Questions are being posed on how the Greek reform plan will be structured given that the people of Greece already voted against a tax hike as well as spending cuts by choosing “No” in the referendum. Given the bank shutdowns and the freeze in the banking system, such effective reforms might be more gruelling than previously-thought.
Looking at the Past
In the past few years since the crisis began, many of the past administrations’ decisions are being dissected to verify for any misteps. Part of the problem was due to the government’s lack of implementation of structural reform. For example, plans to privatize the state’s assets were never fully carried out and the country failed to ameliorate its tax collection system. Furthermore, the IMF has heavily criticized the country for employing anti-competitive practices in certain industries and product markets that keep prices high.
The situation in Greece is extremely volatile and is prone to change on a daily-basis.
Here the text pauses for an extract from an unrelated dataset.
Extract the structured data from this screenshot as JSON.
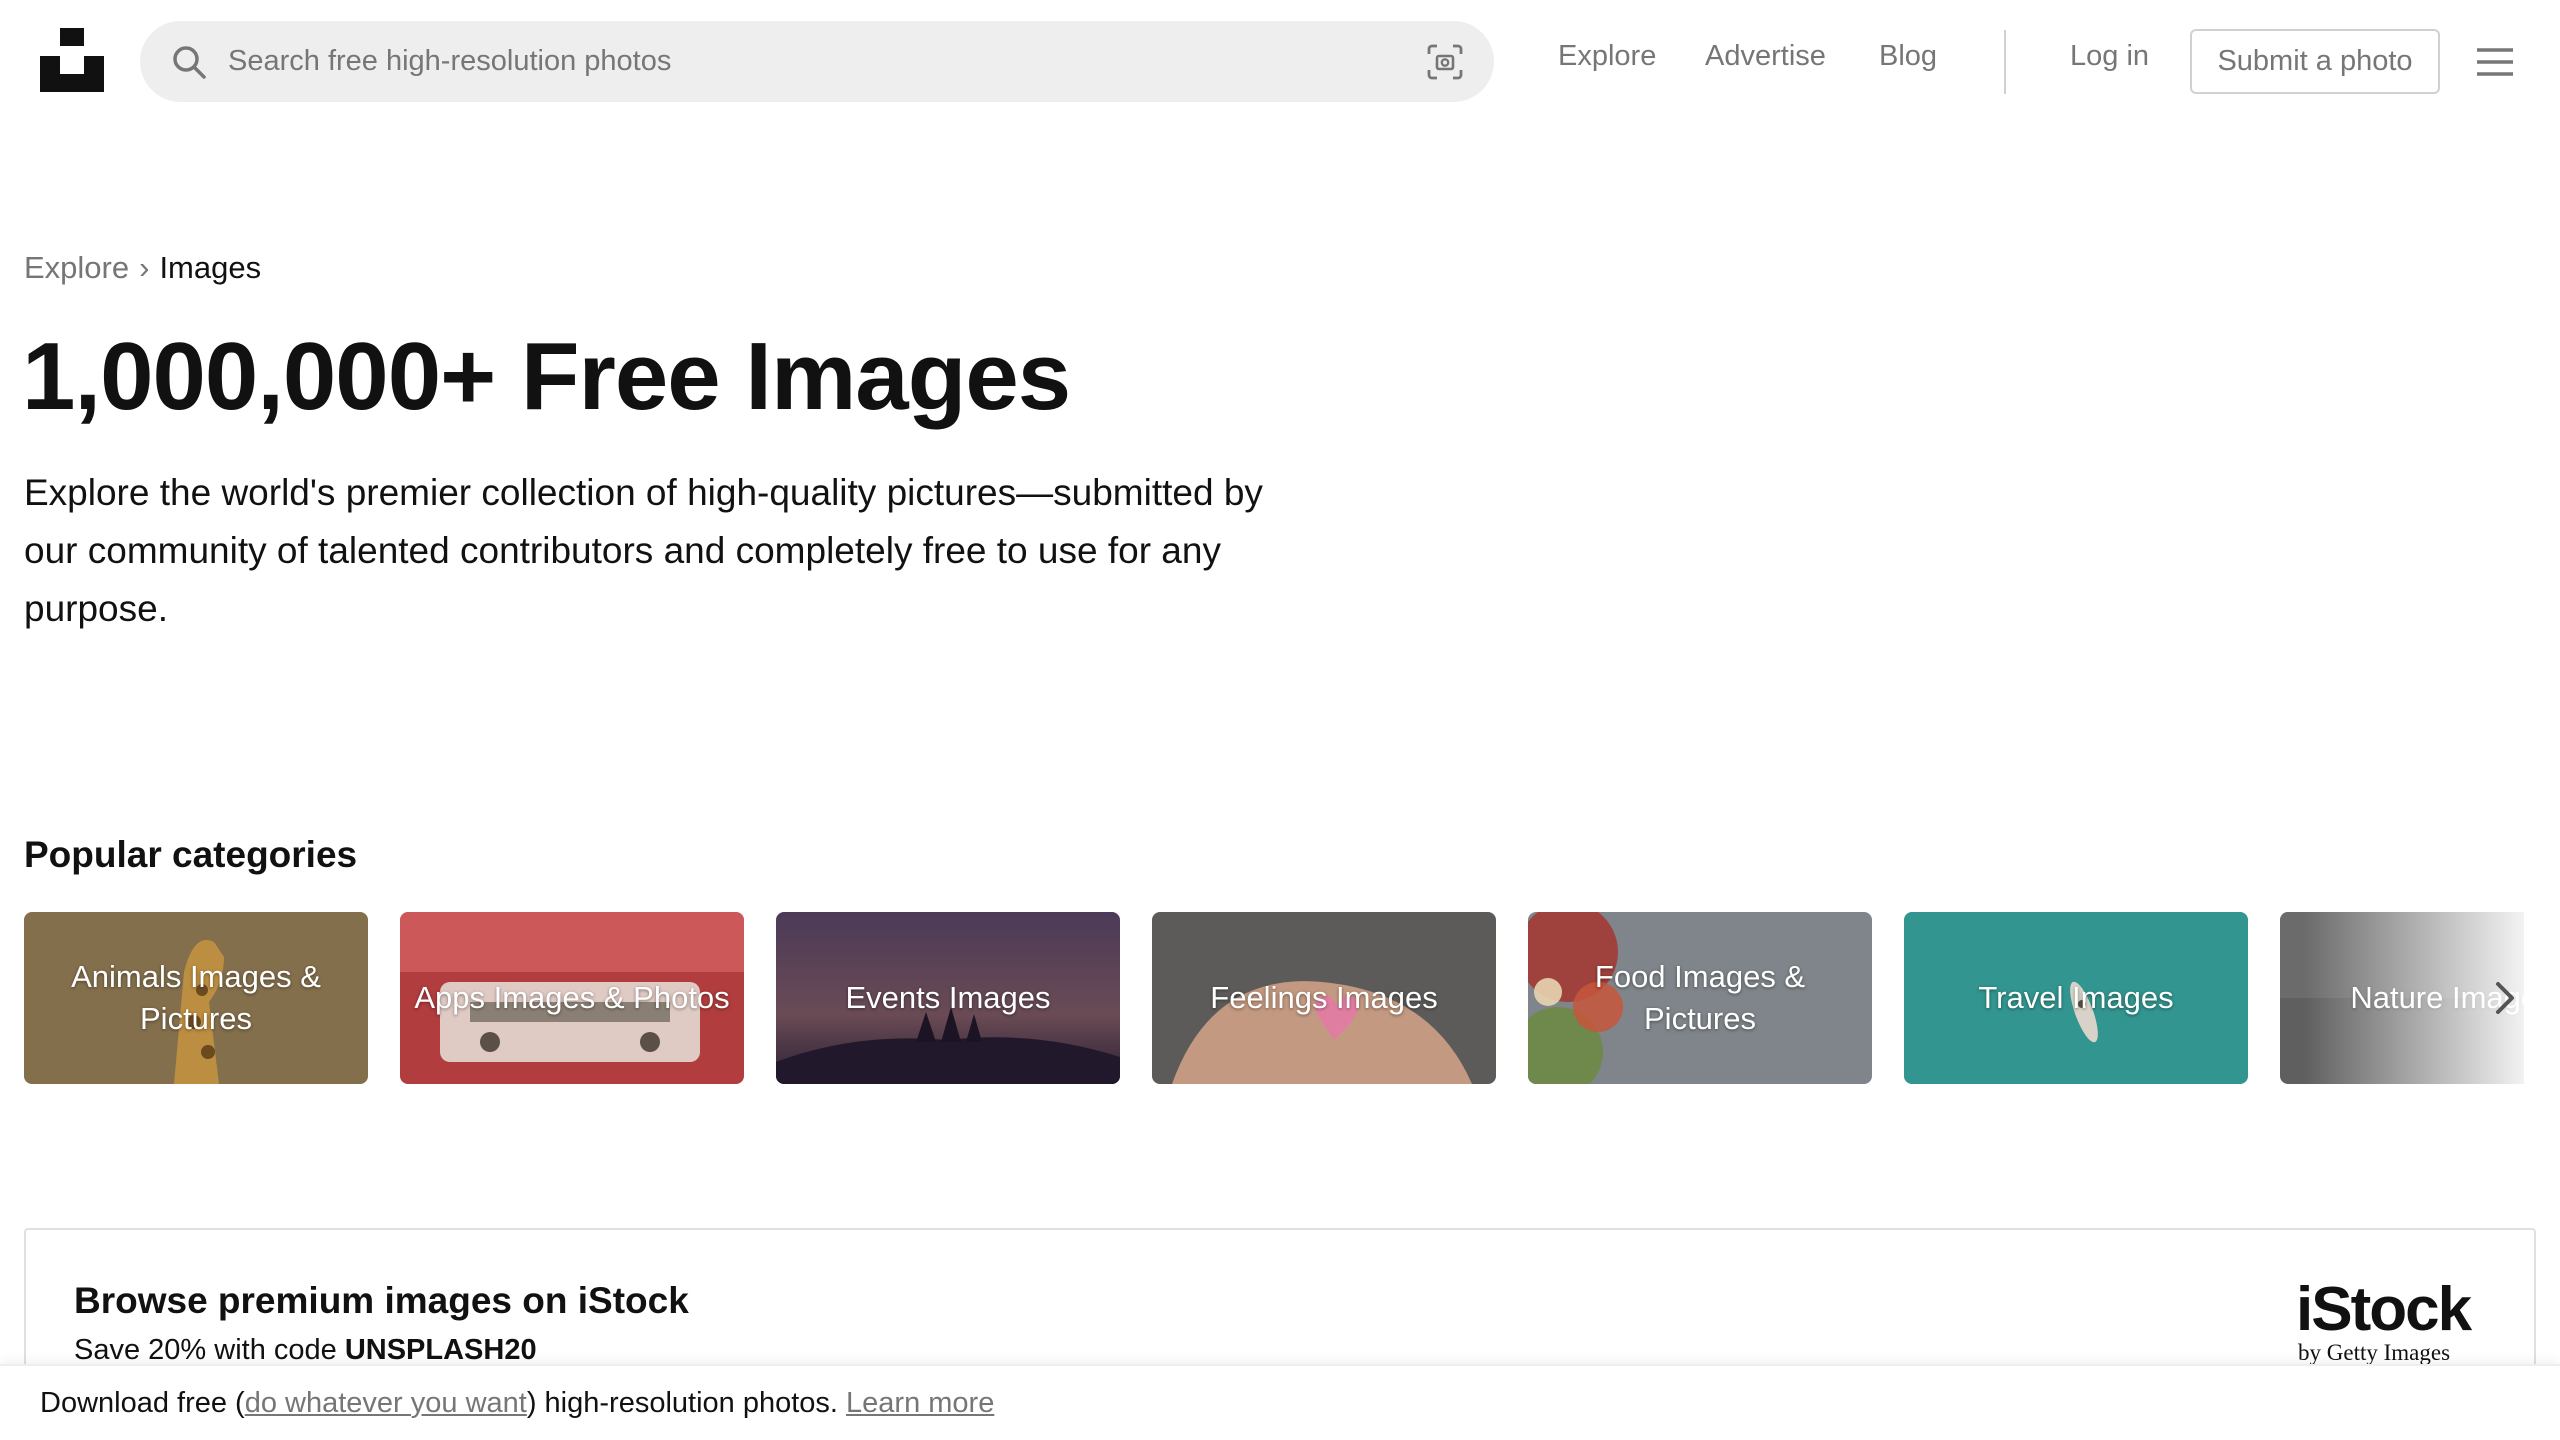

Tsipras’ comments that the government is commited to keeping Greece in the Eurozone are sure to be met with optimism by reassured stakeholders. In the coming days, the focus will be on the reform plans that are expected to be submitted along with a formal application for a medium-term loan alongside the European Stability Mechanism (ESM). If all goes well and both the European Central Bank (ECB) and the International Monetary Fund (IMF) approve the plan, an extraordinary summit where all EU-member states would gather would be organized on Sunday 12th of July to approve an aid plan for Greece.